In term of indifference curves analysis,just as the price effect, an income effect measures consumer's movement from one optimal consumption combination to another, on her/his indifference map, as a result of change in the income. Hick's income effect, discussed in this section, explains the logic and process of decision making by the consumer to arrive at optimal decision, as a response to income changes.
| Income Effect|
The income effect (IE) measures changes in consumer’s optimal consumption combinations caused by changes in her/his income and thereby changes in quantity purchased, prices of goods remaining unchanged. The consumer is better-off when optimal consumption combination is located on a higher indifference curve and vice versa.
Understand that like price effect, a consumer's responses to income changes also differ depending upon the nature of the good, viz. a normal good, inferior good or a neutral good. These are summarized in chart.1:
Thus, an income effect is positive in case of normal goods. There is direct relationship between income and quantity demanded. IE is negative in case of inferior goods (including Giffen goods) where we find inverse relationship between income and quantity demanded. Finally, IE is zero in case of neutral goods where consumer's quantity demanded is fixed.

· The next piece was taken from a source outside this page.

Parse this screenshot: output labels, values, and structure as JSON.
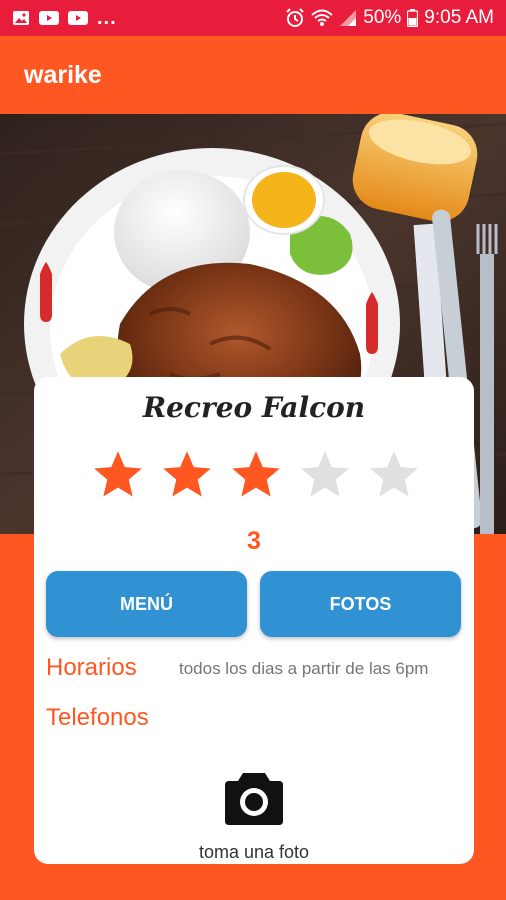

Positive, negative and zero price effects are discussed with the help of indifference curves in the following subsections.
|Positive Income Effect|
The positive income effect measures changes in consumer's optimal consumption combination caused by changes in her/his income, prices of goods X and Y, which are normal goods, remaining unchanged.
1. Consumer's preference for combinations of goods X and Y is given as represented by the indifference map.
2. Goods X and Y are normal goods.
3. Prices of goods X (Px) and Y (Py) are given and constant.
4. Initial income is given.
Figure.1 starts with the initial optimal consumption combination attained at point e at which OX units of good X and OY units of good Y are purchased.
Whenever income of the consumer change, the entire budget constraint shifts outwards or inwards. In other words it is always a parallel shift. With decrease in income the entire budget constraint shifts inwards and it is parallel to the initial price line. Similarly, when income increases then entire budget constraint shifts outwards and it is parallel to the initial price line.
When consumer's income decreases, the budget constraint moves inwards. This is shown by the budget constraint P1L1 in Figure.1. The optimal consumption is located at point e1 at which the consumer buys OX1 units of good X and OY1 units of good Y . Consumer’s total utility decreases as the optimal consumption combination is located on a lower indifference curve U1.
Similarly, when consumer's income increases, the budget constraint moves outwards. This is shown by budget constraint P2L2. The optimal consumption is now located at point e2, at which the consumer buys OX2 units of good X and OY2 units of good Y. Consumer’s total utility increases as the optimal consumption combination is now located on a higher indifference curve U2. Chart.2 presents a summary of Figure.1.
The curve obtained by joining optimal consumption combinations such as e1, e and e2 is called the income consumption curve (ICC). The ICC is a locus of a point that passes through optimal consumption combinations at various levels of income. The ICC in Figure.1 is rising upwards to the right. It shows that the consumer successively moves on a higher indifference curve and becomes better off, with increase in her/his income and she/he also increases consumption of of goods X and Y. Here income effect is positive for goods X as it is a normal good.